Framing the Message: Improving Access to Higher Education for a State’s High School Graduates, Regardless of Their Status
Letters, Testimony & Videos
Fact Sheets & One-Pagers
Myths v. Facts, Petitions, Action Alerts
News Articles & News Videos
NEWS ARTICLES & NEWS VIDEOS
You Don’t Speak for Me (video uploaded May 14, 2011).
- Video features Kansas students and graduates who are U.S. citizens speaking in support of Kansas’s tuition equity law.
Dream Act for New York (New York Times editorial, March 12, 2012).
- Argues that New York should join three other states in providing access to financial aid for students regardless of status, by making them eligible for the state’s Tuition Assistance Program.
- Targets Governor Cuomo, who has been “on the sidelines, studying the legislation.”
- Declares that New York has “long been a global beacon for immigrants and a leader in higher education.”
- Points out that New York’s Dream Act would add only 2 percent (roughly $17 million) to the cost of the Tuition Assistance Program.
Tech Titans Fund Undocumented Students (Miriam Jordan, Wall Street Journal, March 6, 2012).
- Impatient with Congress’s inaction on the DREAM Act, a group of Silicon Valley technology leaders, including Jeff Hawkins (inventor of the Palm Pilot), Andrew Grove (cofounder of Intel Corp.), Mark Leslie (founder of former Veritas Software Corp.), and Laurene Powell Jobs (widow of Apple Inc.’s cofounder Steve Jobs), are helping undocumented immigrant students pay for college through donations to the nonprofit Educators for Fair Consideration (E4FC).
- Through donations, E4FC gives scholarships, career advice, and legal services to undocumented immigrant students.
- The donors are also studying the possibility of using unpaid internships as a way for students to come to the attention of employers who might later sponsor them for a work visa.
Amy Goodman interviews Azadeh Shahshahani, ACLU of Georgia, and Keish Kim, Georgia Undocumented Youth Alliance (Democracy Now!, March 6, 2012).
- Journalist Amy Goodman interviews Azadeh Shahshahani concerning a measure that would have banned undocumented immigrants from all public colleges and universities.
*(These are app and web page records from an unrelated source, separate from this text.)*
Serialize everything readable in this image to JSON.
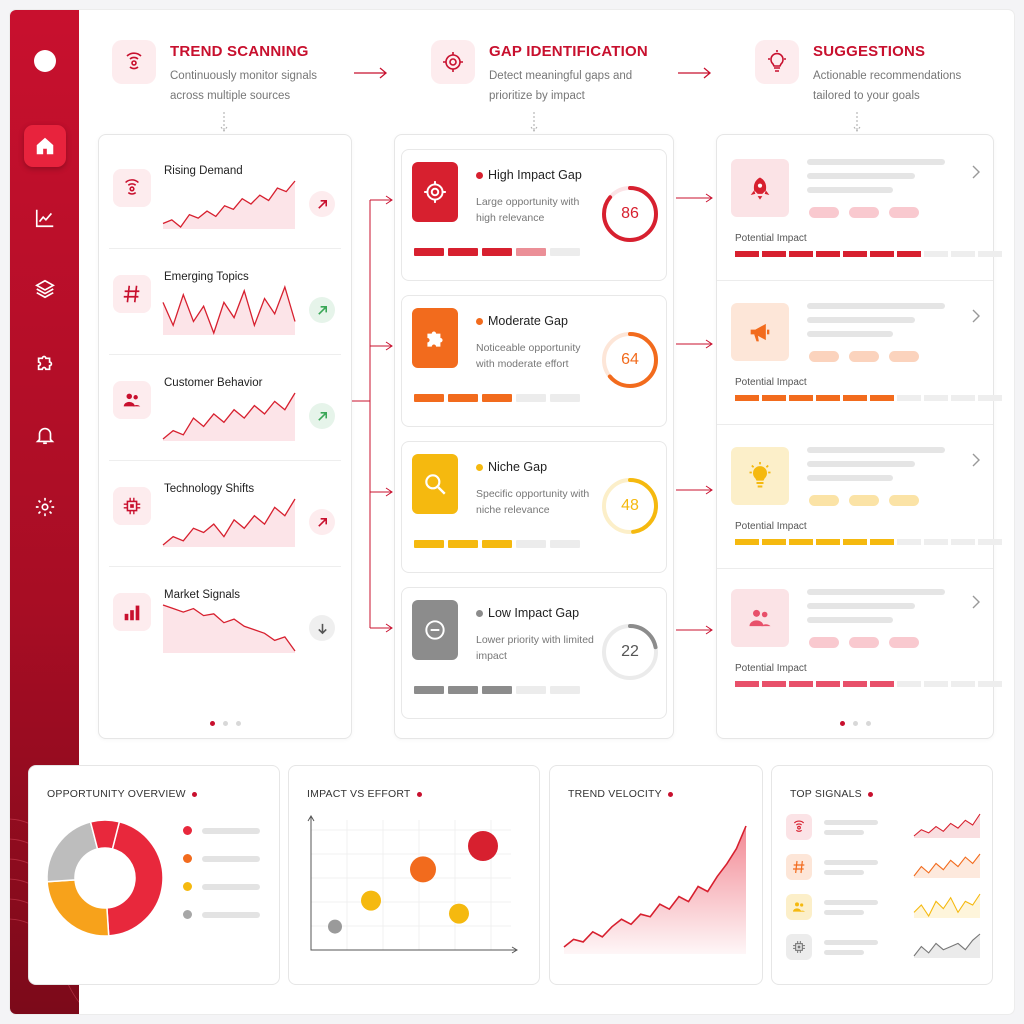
{
  "sidebar": {
    "nav": [
      {
        "name": "home-icon",
        "active": true
      },
      {
        "name": "chart-icon",
        "active": false
      },
      {
        "name": "layers-icon",
        "active": false
      },
      {
        "name": "puzzle-icon",
        "active": false
      },
      {
        "name": "bell-icon",
        "active": false
      },
      {
        "name": "gear-icon",
        "active": false
      }
    ]
  },
  "colors": {
    "brand": "#c8102e",
    "orange": "#f26b1d",
    "amber": "#f5b90f",
    "gray": "#9a9a9a",
    "pink": "#e8506a"
  },
  "header": {
    "trend": {
      "title": "TREND SCANNING",
      "desc": "Continuously monitor signals across multiple sources",
      "icon": "radar-icon"
    },
    "gap": {
      "title": "GAP IDENTIFICATION",
      "desc": "Detect meaningful gaps and prioritize by impact",
      "icon": "target-icon"
    },
    "suggestions": {
      "title": "SUGGESTIONS",
      "desc": "Actionable recommendations tailored to your goals",
      "icon": "lightbulb-icon"
    }
  },
  "trends": [
    {
      "label": "Rising Demand",
      "icon": "radar-icon",
      "direction": "up",
      "spark": [
        20,
        22,
        18,
        25,
        23,
        27,
        24,
        30,
        28,
        34,
        31,
        36,
        33,
        40,
        38,
        44
      ]
    },
    {
      "label": "Emerging Topics",
      "icon": "hashtag-icon",
      "direction": "up",
      "spark": [
        30,
        18,
        34,
        20,
        28,
        14,
        30,
        22,
        36,
        18,
        32,
        24,
        38,
        20
      ]
    },
    {
      "label": "Customer Behavior",
      "icon": "users-icon",
      "direction": "up",
      "spark": [
        18,
        22,
        20,
        28,
        24,
        30,
        26,
        32,
        28,
        34,
        30,
        36,
        32,
        40
      ]
    },
    {
      "label": "Technology Shifts",
      "icon": "chip-icon",
      "direction": "up",
      "spark": [
        16,
        20,
        18,
        24,
        22,
        26,
        20,
        28,
        24,
        30,
        26,
        34,
        30,
        38
      ]
    },
    {
      "label": "Market Signals",
      "icon": "bars-icon",
      "direction": "down",
      "spark": [
        40,
        38,
        36,
        38,
        34,
        35,
        30,
        32,
        28,
        26,
        24,
        20,
        22,
        14
      ]
    }
  ],
  "gaps": [
    {
      "title": "High Impact Gap",
      "desc": "Large opportunity with high relevance",
      "score": "86",
      "level": 0.86,
      "color": "#d7202f",
      "light": "#fbe3e6",
      "bar_filled": 4,
      "icon": "target-icon"
    },
    {
      "title": "Moderate Gap",
      "desc": "Noticeable opportunity with moderate effort",
      "score": "64",
      "level": 0.64,
      "color": "#f26b1d",
      "light": "#fde6d8",
      "bar_filled": 3,
      "icon": "puzzle-icon"
    },
    {
      "title": "Niche Gap",
      "desc": "Specific opportunity with niche relevance",
      "score": "48",
      "level": 0.48,
      "color": "#f5b90f",
      "light": "#fcefc9",
      "bar_filled": 3,
      "icon": "search-icon"
    },
    {
      "title": "Low Impact Gap",
      "desc": "Lower priority with limited impact",
      "score": "22",
      "level": 0.22,
      "color": "#8c8c8c",
      "light": "#ebebeb",
      "bar_filled": 3,
      "icon": "minus-circle-icon"
    }
  ],
  "suggestions": [
    {
      "impact_label": "Potential Impact",
      "icon": "rocket-icon",
      "color": "#d7202f",
      "light": "#fbe3e6",
      "pill": "#f9c9cf",
      "impact": 0.7
    },
    {
      "impact_label": "Potential Impact",
      "icon": "megaphone-icon",
      "color": "#f26b1d",
      "light": "#fde6d8",
      "pill": "#fbd3bd",
      "impact": 0.56
    },
    {
      "impact_label": "Potential Impact",
      "icon": "lightbulb-icon",
      "color": "#f5b90f",
      "light": "#fcefc9",
      "pill": "#fbe3a6",
      "impact": 0.56
    },
    {
      "impact_label": "Potential Impact",
      "icon": "users-icon",
      "color": "#e8506a",
      "light": "#fbe3e6",
      "pill": "#f9c9cf",
      "impact": 0.56
    }
  ],
  "bottom": {
    "overview": {
      "title": "OPPORTUNITY OVERVIEW",
      "slices": [
        {
          "value": 45,
          "color": "#e8283c"
        },
        {
          "value": 25,
          "color": "#f7a21b"
        },
        {
          "value": 22,
          "color": "#bdbdbd"
        },
        {
          "value": 8,
          "color": "#e8283c"
        }
      ],
      "legend": [
        "#e8283c",
        "#f26b1d",
        "#f5b90f",
        "#a7a7a7"
      ]
    },
    "impact": {
      "title": "IMPACT VS EFFORT",
      "points": [
        {
          "x": 0.12,
          "y": 0.18,
          "r": 7,
          "color": "#9a9a9a"
        },
        {
          "x": 0.3,
          "y": 0.38,
          "r": 10,
          "color": "#f5b90f"
        },
        {
          "x": 0.56,
          "y": 0.62,
          "r": 13,
          "color": "#f26b1d"
        },
        {
          "x": 0.74,
          "y": 0.28,
          "r": 10,
          "color": "#f5b90f"
        },
        {
          "x": 0.86,
          "y": 0.8,
          "r": 15,
          "color": "#d7202f"
        }
      ]
    },
    "velocity": {
      "title": "TREND VELOCITY",
      "series": [
        4,
        10,
        8,
        16,
        12,
        20,
        26,
        22,
        30,
        28,
        38,
        34,
        44,
        40,
        52,
        48,
        60,
        70,
        82,
        100
      ]
    },
    "signals": {
      "title": "TOP SIGNALS",
      "rows": [
        {
          "icon": "radar-icon",
          "color": "#d7202f",
          "light": "#fbe3e6",
          "spark": [
            10,
            14,
            12,
            16,
            13,
            18,
            15,
            20,
            17,
            24
          ]
        },
        {
          "icon": "hashtag-icon",
          "color": "#f26b1d",
          "light": "#fde6d8",
          "spark": [
            10,
            16,
            12,
            18,
            14,
            20,
            16,
            22,
            18,
            24
          ]
        },
        {
          "icon": "users-icon",
          "color": "#f5b90f",
          "light": "#fcefc9",
          "spark": [
            14,
            18,
            12,
            20,
            16,
            22,
            14,
            20,
            18,
            24
          ]
        },
        {
          "icon": "chip-icon",
          "color": "#777777",
          "light": "#ececec",
          "spark": [
            10,
            16,
            12,
            18,
            14,
            16,
            18,
            14,
            20,
            24
          ]
        }
      ]
    }
  }
}
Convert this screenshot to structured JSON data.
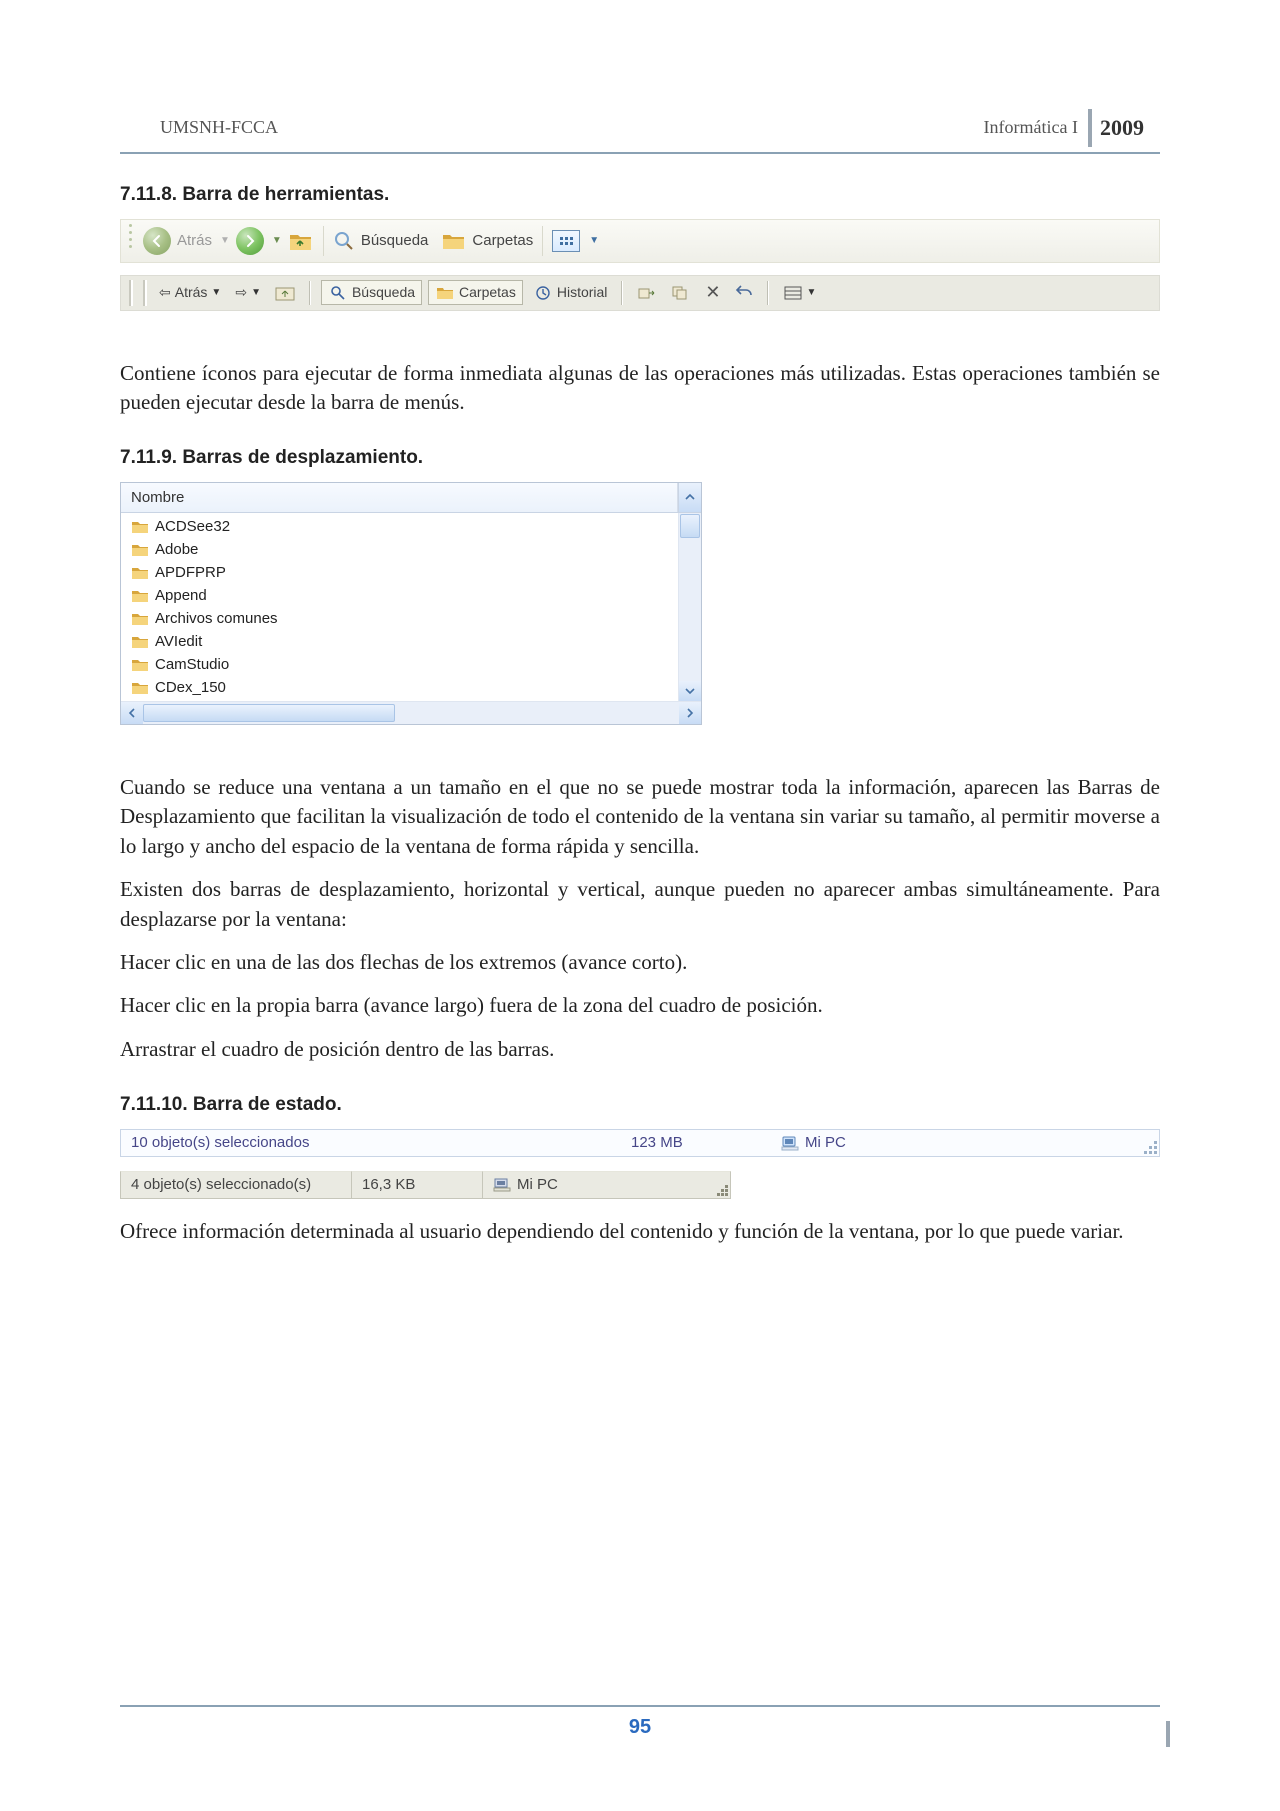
{
  "header": {
    "left": "UMSNH-FCCA",
    "right": "Informática I",
    "year": "2009"
  },
  "footer": {
    "page": "95"
  },
  "section1": {
    "number_title": "7.11.8. Barra de herramientas.",
    "toolbar_xp": {
      "back": "Atrás",
      "search": "Búsqueda",
      "folders": "Carpetas"
    },
    "toolbar_flat": {
      "back": "Atrás",
      "search": "Búsqueda",
      "folders": "Carpetas",
      "history": "Historial"
    },
    "paragraph": "Contiene íconos para ejecutar de forma inmediata algunas de las operaciones más utilizadas. Estas operaciones también se pueden ejecutar desde la barra de menús."
  },
  "section2": {
    "number_title": "7.11.9. Barras de desplazamiento.",
    "list_header": "Nombre",
    "items": [
      "ACDSee32",
      "Adobe",
      "APDFPRP",
      "Append",
      "Archivos comunes",
      "AVIedit",
      "CamStudio",
      "CDex_150"
    ],
    "para1": "Cuando se reduce una ventana a un tamaño en el que no se puede mostrar toda la información, aparecen las Barras de Desplazamiento que facilitan la visualización de todo el contenido de la ventana sin variar su tamaño, al permitir moverse a lo largo y ancho del espacio de la ventana de forma rápida y sencilla.",
    "para2": "Existen dos barras de desplazamiento, horizontal y vertical, aunque pueden no aparecer ambas simultáneamente. Para desplazarse por la ventana:",
    "para3": "Hacer clic en una de las dos flechas de los extremos (avance corto).",
    "para4": "Hacer clic en la propia barra (avance largo) fuera de la zona del cuadro de posición.",
    "para5": "Arrastrar el cuadro de posición dentro de las barras."
  },
  "section3": {
    "number_title": "7.11.10. Barra de estado.",
    "status1": {
      "pane1": "10 objeto(s) seleccionados",
      "pane2": "123 MB",
      "pane3": "Mi PC"
    },
    "status2": {
      "pane1": "4 objeto(s) seleccionado(s)",
      "pane2": "16,3 KB",
      "pane3": "Mi PC"
    },
    "paragraph": "Ofrece información determinada al usuario dependiendo del contenido y función de la ventana, por lo que puede variar."
  }
}
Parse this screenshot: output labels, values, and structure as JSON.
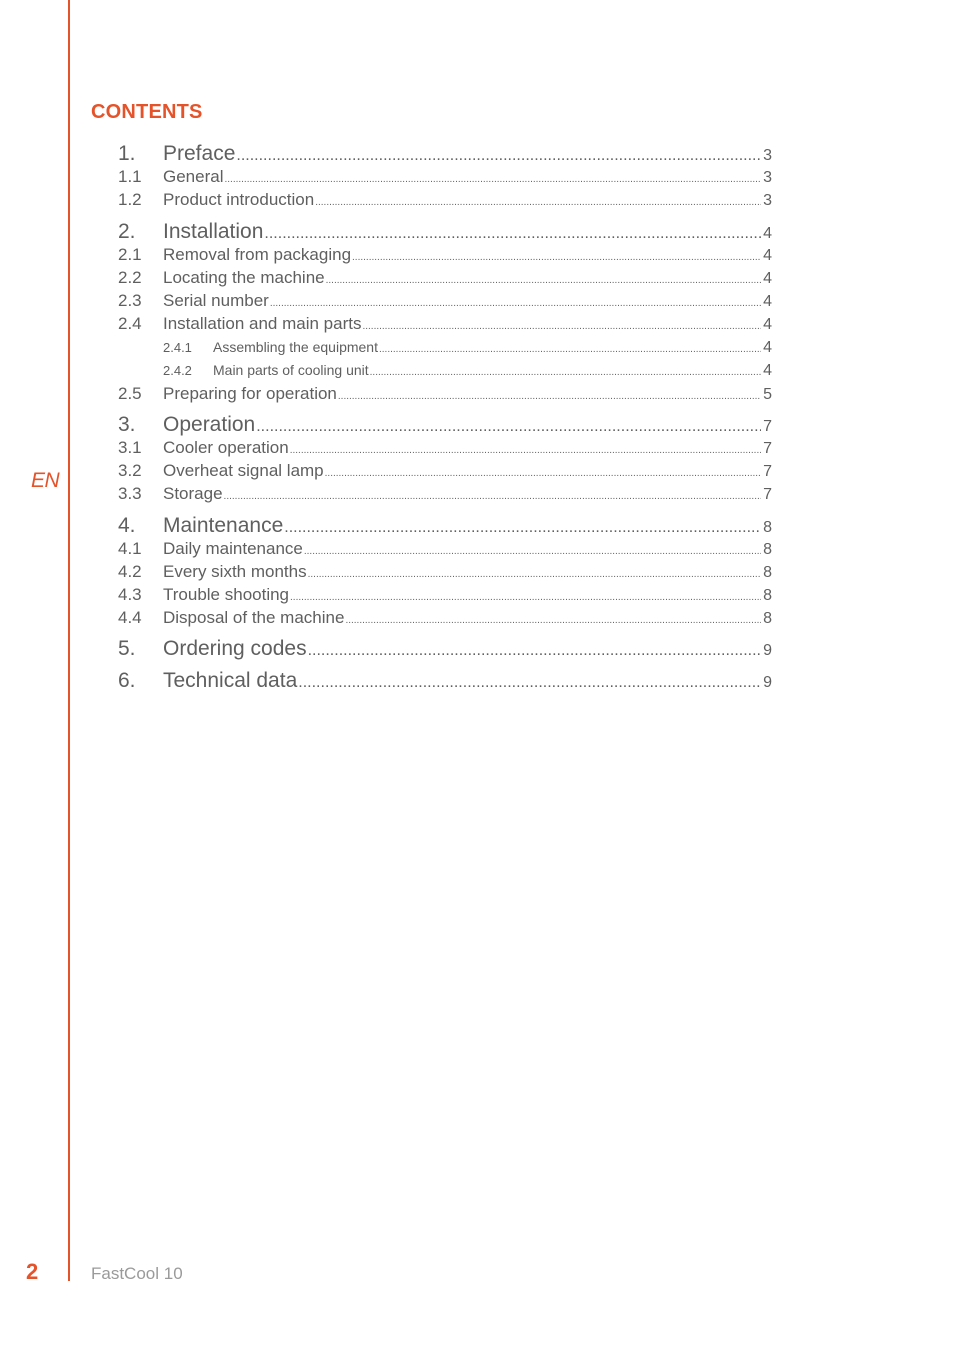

If enacted, the bill would have expanded Georgia’s policy of barring these students from the state’s five most competitive schools, including the University of Georgia.
- Goodman also interviews Keish Kim, an undocumented student who came to the United States when she was eight years old, regarding the impact of the law on her education and life. Kim discusses Freedom University, a volunteer-led university that provides college-level education to students regardless of status, where she is a student. She explains that she and other students have come forth at risk of deportation to counter the attacks on undocumented students, to put a face on the problem, and to demonstrate the impact of the current law.
- Kim describes how the impact of discriminatory state laws is devastating for youths who came to the United States at a young age and grew up learning that this is their country. When they are told that they cannot go to college—even if they work hard and do their best in school—their dreams and goals are crushed. Kim tells how she applied to and was accepted at Georgia universities but could not attend because she would be required to pay out-of-state tuition, which her family could not afford.